First, note, as you probably already have, that the bonus roughly tracks that of the Greyhawk Thief. Since in Zylarthen you can 'trade in' +5 to hit for an extra die of damage (and +10 for an extra 2 dice of damage, and so on) the, say, +9 at 1st level is equivalent to the Greyhawk +4 with double damage.
Well, all things being equal, a typical character has a 2 in 6 chance to surprise, modified by various contingent factors such as those described on pp. 7-8 and 18 of Vol. 4.
However, Zylarthen Thieves may Hide in Shadows, and it is implicit that the success of this may not require any die roll (in contrast to Greyhawk Thieves who only have a 10-20% chance of success at lower levels) subject to the possible exception that 'many monsters and animals will have a keen sense of smell'. I left it open how the referee may want to handle that. That exception aside, and given that the victims are unaware and unwary of a possibly hiding Thief, I would generally give a hiding Thief complete surprise.
So they will often get a powerful free first attack, which clearly might be a pretty nice advantage. (Note also, though, that unlike the surprise mechanic in, say, AD&D, the surprising attacker only gets ONE free attack.)
I think personally that this is by far the biggest advantage the Thief has, in the end probably more useful to the party than that 'mulligan' roll. But the negative side to it is that after the first round, if your victim is still standing (or if there are other opponents around him that survive a probable morale roll), then you're in the midst of a melee battle with a weak armor class of 6, 7, 8 or 9 (depending on your encumbrance preferences).
Does what I just said come out from the rules as written?
Post by oakesspalding on Sept 23, 2014 5:31:09 GMT -6
That's right. unencumbered.
Now in truth I went back and forth for a million years as to how many items you could carry and still be unencumbered.
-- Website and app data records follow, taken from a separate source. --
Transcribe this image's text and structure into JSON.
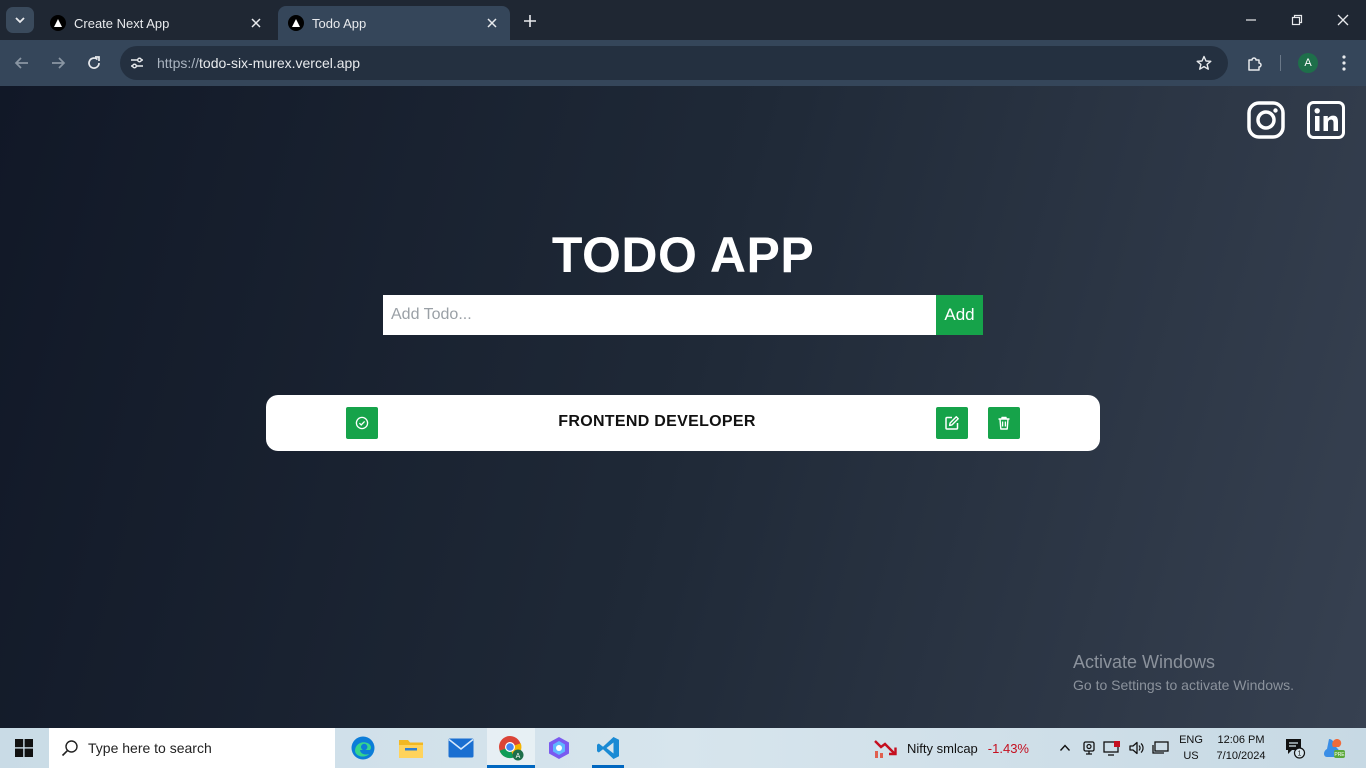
{
  "browser": {
    "tabs": [
      {
        "title": "Create Next App",
        "active": false
      },
      {
        "title": "Todo App",
        "active": true
      }
    ],
    "url_scheme": "https://",
    "url_host": "todo-six-murex.vercel.app",
    "profile_initial": "A"
  },
  "page": {
    "title": "TODO APP",
    "input_placeholder": "Add Todo...",
    "add_button_label": "Add",
    "todos": [
      {
        "text": "FRONTEND DEVELOPER"
      }
    ],
    "social_links": [
      "instagram-icon",
      "linkedin-icon"
    ]
  },
  "watermark": {
    "line1": "Activate Windows",
    "line2": "Go to Settings to activate Windows."
  },
  "taskbar": {
    "search_placeholder": "Type here to search",
    "pinned_apps": [
      "edge-icon",
      "file-explorer-icon",
      "mail-icon",
      "chrome-icon",
      "copilot-icon",
      "vscode-icon"
    ],
    "widget_name": "Nifty smlcap",
    "widget_change": "-1.43%",
    "lang_line1": "ENG",
    "lang_line2": "US",
    "time": "12:06 PM",
    "date": "7/10/2024",
    "notification_count": "1"
  },
  "colors": {
    "accent_green": "#16a34a",
    "negative_red": "#c50f1f",
    "chrome_toolbar": "#35465a"
  }
}
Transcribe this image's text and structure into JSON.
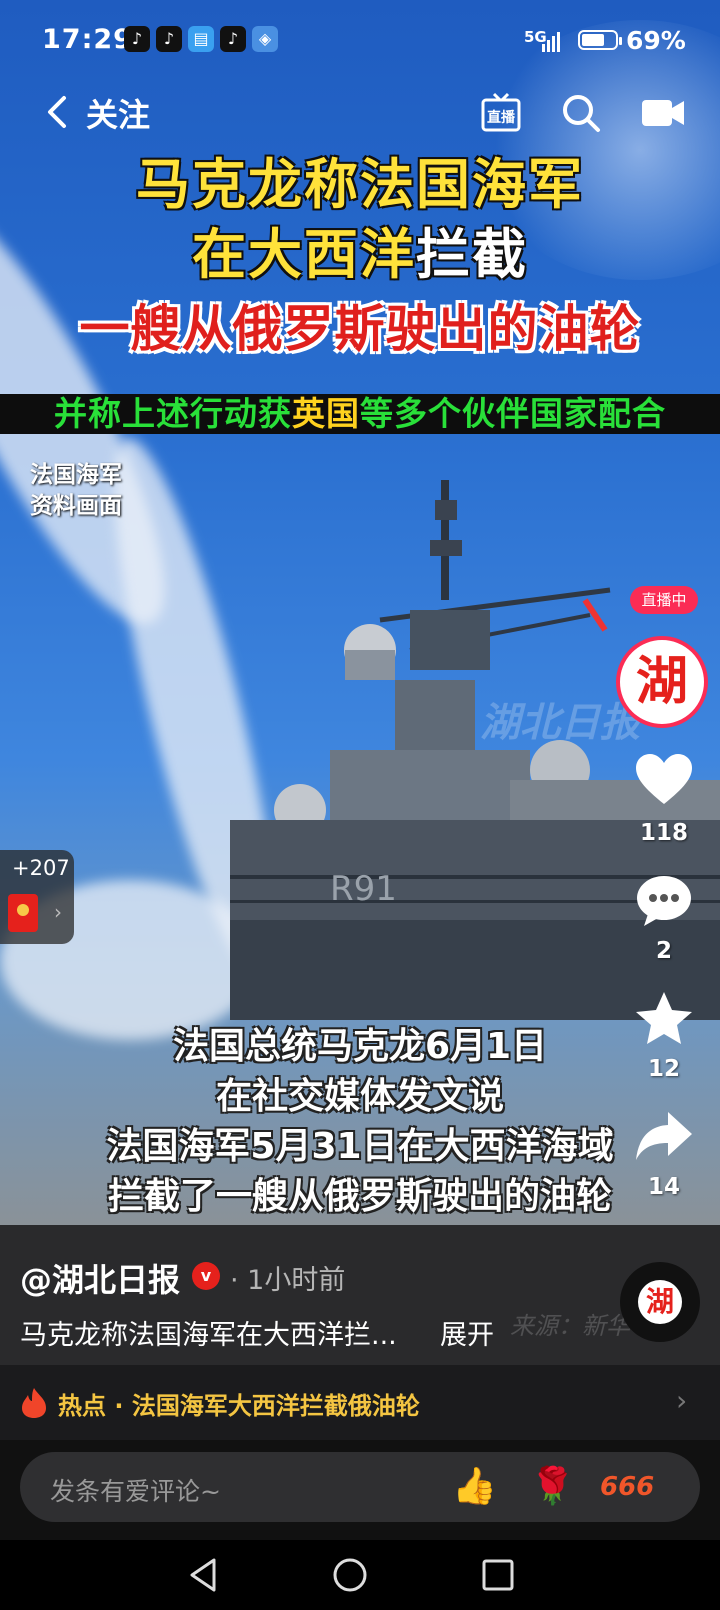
{
  "status_bar": {
    "time": "17:29",
    "network": "5G",
    "battery": "69%",
    "battery_level": 0.69
  },
  "nav": {
    "title": "关注",
    "live_label": "直播"
  },
  "video": {
    "headline_line1": "马克龙称法国海军",
    "headline_line2_a": "在大西洋",
    "headline_line2_b": "拦截",
    "headline_line3": "一艘从俄罗斯驶出的油轮",
    "headline_line4_a": "并称上述行动获",
    "headline_line4_b": "英国",
    "headline_line4_c": "等多个伙伴国家配合",
    "archive_line1": "法国海军",
    "archive_line2": "资料画面",
    "watermark": "湖北日报",
    "hull_number": "R91",
    "subtitles": [
      "法国总统马克龙6月1日",
      "在社交媒体发文说",
      "法国海军5月31日在大西洋海域",
      "拦截了一艘从俄罗斯驶出的油轮"
    ]
  },
  "rail": {
    "live_tag": "直播中",
    "avatar_char": "湖",
    "likes": "118",
    "comments": "2",
    "favorites": "12",
    "shares": "14"
  },
  "packet": {
    "count": "+207"
  },
  "info": {
    "author": "@湖北日报",
    "verified": "v",
    "time": "· 1小时前",
    "description": "马克龙称法国海军在大西洋拦...",
    "expand": "展开",
    "source_watermark": "来源：新华"
  },
  "hot": {
    "text": "热点 · 法国海军大西洋拦截俄油轮"
  },
  "comment": {
    "placeholder": "发条有爱评论~",
    "emoji": [
      "👍",
      "🌹",
      "666"
    ]
  },
  "colors": {
    "accent_red": "#fb2c55",
    "headline_yellow": "#ffe23a",
    "headline_red": "#e0201d",
    "green_banner": "#29e039",
    "hot_text": "#f4c542"
  }
}
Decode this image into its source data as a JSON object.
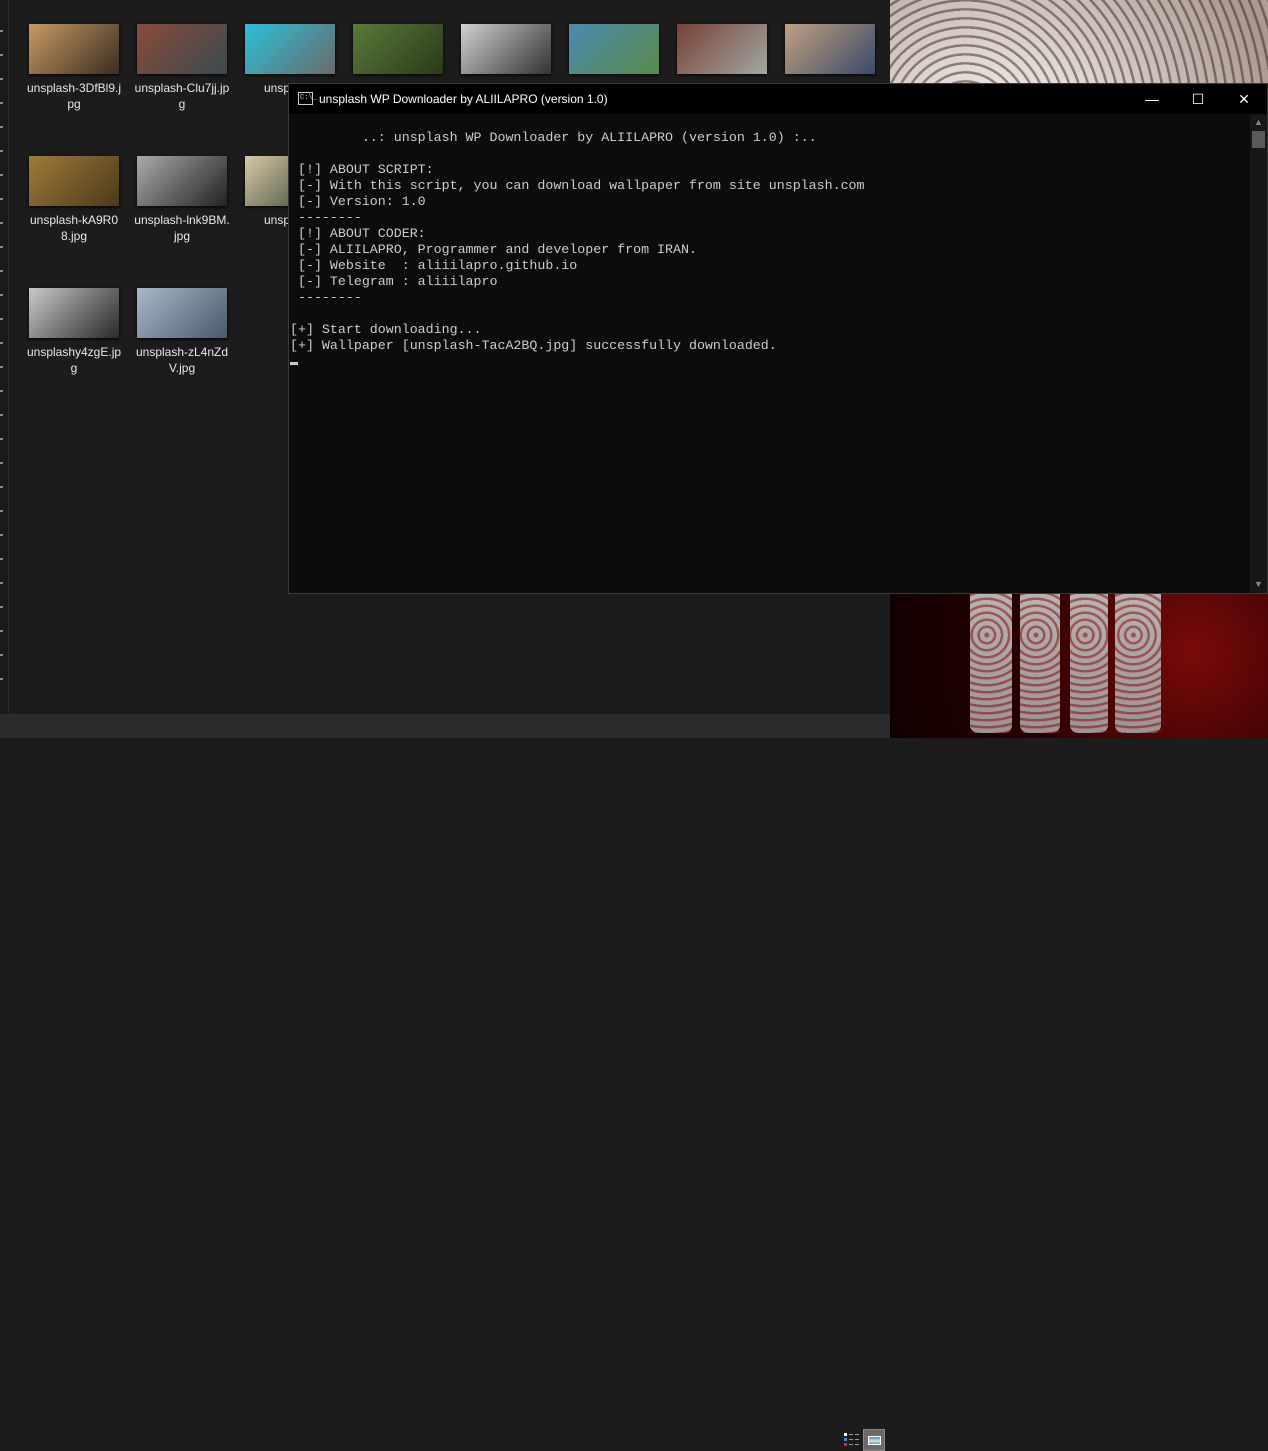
{
  "explorer": {
    "files": [
      {
        "name": "unsplash-3DfBl9.jpg",
        "colors": [
          "#c89a62",
          "#3a2d24"
        ]
      },
      {
        "name": "unsplash-Clu7jj.jpg",
        "colors": [
          "#8a4a3a",
          "#3b4a50"
        ]
      },
      {
        "name": "unsplash-",
        "colors": [
          "#2ac0d8",
          "#6a6a6a"
        ]
      },
      {
        "name": "",
        "colors": [
          "#5a7a3a",
          "#2a3a1a"
        ]
      },
      {
        "name": "",
        "colors": [
          "#d0d0d0",
          "#333"
        ]
      },
      {
        "name": "",
        "colors": [
          "#4a8ab0",
          "#5a8a4a"
        ]
      },
      {
        "name": "",
        "colors": [
          "#7a4038",
          "#a0a8a0"
        ]
      },
      {
        "name": "",
        "colors": [
          "#c0a080",
          "#3a4a6a"
        ]
      },
      {
        "name": "unsplash-kA9R08.jpg",
        "colors": [
          "#a07a3a",
          "#4a3a1a"
        ]
      },
      {
        "name": "unsplash-lnk9BM.jpg",
        "colors": [
          "#aaa",
          "#222"
        ]
      },
      {
        "name": "unsplash-",
        "colors": [
          "#d8c8a8",
          "#2a3a2a"
        ]
      },
      {
        "name": "unsplashy4zgE.jpg",
        "colors": [
          "#c8c8c8",
          "#2a2a28"
        ]
      },
      {
        "name": "unsplash-zL4nZdV.jpg",
        "colors": [
          "#a8b8c8",
          "#4a5a6a"
        ]
      }
    ],
    "view_buttons": [
      "details-view",
      "thumbnails-view"
    ]
  },
  "console": {
    "title": "unsplash WP Downloader by ALIILAPRO (version 1.0)",
    "controls": {
      "minimize": "—",
      "maximize": "☐",
      "close": "✕"
    },
    "icon_text": "C:\\_",
    "lines": [
      "         ..: unsplash WP Downloader by ALIILAPRO (version 1.0) :..",
      "",
      " [!] ABOUT SCRIPT:",
      " [-] With this script, you can download wallpaper from site unsplash.com",
      " [-] Version: 1.0",
      " --------",
      " [!] ABOUT CODER:",
      " [-] ALIILAPRO, Programmer and developer from IRAN.",
      " [-] Website  : aliiilapro.github.io",
      " [-] Telegram : aliiilapro",
      " --------",
      "",
      "[+] Start downloading...",
      "[+] Wallpaper [unsplash-TacA2BQ.jpg] successfully downloaded."
    ],
    "text_color": "#cccccc",
    "background": "#0c0c0c"
  }
}
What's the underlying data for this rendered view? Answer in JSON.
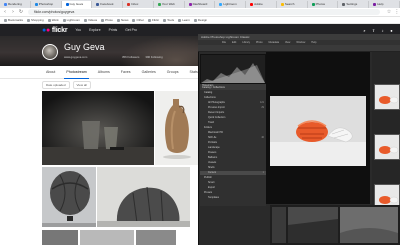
{
  "browser": {
    "tabs": [
      {
        "label": "Rendering",
        "color": "#4285f4"
      },
      {
        "label": "Photoshop",
        "color": "#1e88e5"
      },
      {
        "label": "Guy Geva",
        "color": "#0063dc"
      },
      {
        "label": "Facebook",
        "color": "#3b5998"
      },
      {
        "label": "Inbox",
        "color": "#d93025"
      },
      {
        "label": "Your Web",
        "color": "#34a853"
      },
      {
        "label": "Dashboard",
        "color": "#8e24aa"
      },
      {
        "label": "Lightroom",
        "color": "#31a8ff"
      },
      {
        "label": "Adobe",
        "color": "#ff0000"
      },
      {
        "label": "Search",
        "color": "#fbbc05"
      },
      {
        "label": "Photos",
        "color": "#0f9d58"
      },
      {
        "label": "Settings",
        "color": "#5f6368"
      },
      {
        "label": "Help",
        "color": "#7b1fa2"
      }
    ],
    "url": "flickr.com/photos/guygeva",
    "bookmarks": [
      "Bookmarks",
      "Shopping",
      "Work",
      "Lightroom",
      "Videos",
      "Photo",
      "News",
      "Other",
      "Flickr",
      "Tools",
      "Learn",
      "Design"
    ]
  },
  "flickr": {
    "logo": "flickr",
    "nav": [
      "You",
      "Explore",
      "Prints",
      "Get Pro"
    ],
    "icons": [
      "search-icon",
      "upload-icon",
      "bell-icon",
      "avatar-icon"
    ]
  },
  "profile": {
    "name": "Guy Geva",
    "subtitle": "www.guygeva.com",
    "stats": [
      "356 Followers",
      "390 Following"
    ]
  },
  "subtabs": [
    "About",
    "Photostream",
    "Albums",
    "Faves",
    "Galleries",
    "Groups",
    "Stats"
  ],
  "filters": {
    "date": "Date uploaded",
    "view": "View all"
  },
  "photoshop": {
    "title": "Adobe Photoshop Lightroom Classic",
    "menu": [
      "File",
      "Edit",
      "Library",
      "Photo",
      "Metadata",
      "View",
      "Window",
      "Help"
    ],
    "panels": {
      "histogram": "Histogram",
      "catalog": "Catalog / Collections"
    },
    "rows": [
      {
        "label": "Catalog",
        "count": "",
        "sel": false,
        "sub": false
      },
      {
        "label": "Collections",
        "count": "",
        "sel": false,
        "sub": false
      },
      {
        "label": "All Photographs",
        "count": "121",
        "sel": false,
        "sub": true
      },
      {
        "label": "Previous Import",
        "count": "29",
        "sel": false,
        "sub": true
      },
      {
        "label": "Recent Imports",
        "count": "",
        "sel": false,
        "sub": true
      },
      {
        "label": "Quick Collection",
        "count": "",
        "sel": false,
        "sub": true
      },
      {
        "label": "Trash",
        "count": "",
        "sel": false,
        "sub": true
      },
      {
        "label": "Folders",
        "count": "",
        "sel": false,
        "sub": false
      },
      {
        "label": "Macintosh HD",
        "count": "",
        "sel": false,
        "sub": true
      },
      {
        "label": "Still Life",
        "count": "40",
        "sel": false,
        "sub": true
      },
      {
        "label": "Portraits",
        "count": "",
        "sel": false,
        "sub": true
      },
      {
        "label": "Landscape",
        "count": "",
        "sel": false,
        "sub": true
      },
      {
        "label": "Flowers",
        "count": "",
        "sel": false,
        "sub": true
      },
      {
        "label": "Balloons",
        "count": "",
        "sel": false,
        "sub": true
      },
      {
        "label": "Vessels",
        "count": "",
        "sel": false,
        "sub": true
      },
      {
        "label": "Shells",
        "count": "",
        "sel": false,
        "sub": true
      },
      {
        "label": "Current",
        "count": "1",
        "sel": true,
        "sub": true
      },
      {
        "label": "Publish",
        "count": "",
        "sel": false,
        "sub": false
      },
      {
        "label": "Smart",
        "count": "",
        "sel": false,
        "sub": true
      },
      {
        "label": "Export",
        "count": "",
        "sel": false,
        "sub": true
      },
      {
        "label": "Presets",
        "count": "",
        "sel": false,
        "sub": false
      },
      {
        "label": "Templates",
        "count": "",
        "sel": false,
        "sub": true
      }
    ]
  },
  "colors": {
    "flickr_blue": "#0063dc",
    "flickr_pink": "#ff0084",
    "dark_bg": "#212124"
  }
}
At one point it was only 2 (as opposed to 5) and at that time more items-such as helmets-were designated as 'double dot' or even 'triple dot' items (which an unencumbered character is not allowed to carry). But it started to just seem too punitive-'oh great, I can drop all my gear, strip naked, and surprise that giant spider with a dagger.'
So you can be carrying, say a sword and buckler, be wearing leather armor and even a helmet, and still fade into the shadows. You don't have to look like a civilian. The way I think of it, leather armor isn't a full suit a la emma peel, but rather a set of accessories like gauntlets, etc. So if you consider back to, say, that illustration on the cover of Dragon magazine with a Conan-ish warrior, half-unclothed but with a small shield, sword and a Trojan-style helmet, and you thought, 'that's cool but why, under the rules would anyone ever dress like that?', you now have an answer. He's a Thief.
I suppose some referees might want to modify that in the interests of realism. No helmets or bucklers (because they glint) or no leather armor (because it creaks), etc. You can do that easily by 'double-dotting' them. But I think then you would be left with a very weak character class indeed.
Post by oakesspalding on Oct 31, 2014 22:47:51 GMT -6
Thanks angelicdoctor! That makes me feel better because I really agonized over that Thief. Though, I confess that despite your gracious comments I'm still second-guessing myself, for example--that luck roll.
I found the Thief tricky for three reasons:
1. I wanted him to be "thiefy" without making him too fussy, which I think the standard Thief with his too long (in my view) list of abilities, sort of is.
2. I wanted him to be "thiefy" without implying that other classes couldn't also do many otherwise-standard thiefy things, such as sneaking and climbing (if suitably unencumbered, of course).
3. The 'play-balance' aspect is really tough. I've always thought the standard Thief was way underpowered. But in my experience people love playing them anyway. So it's hard to know where to set the dial, so to speak. And to make it harder, it isn't completely clear to me how valuable the surprise attack thing will turn out to be, or rather, how valuable it will turn out to be for the Thief himself. It obviously needs to better than an albeit powerful suicide attack.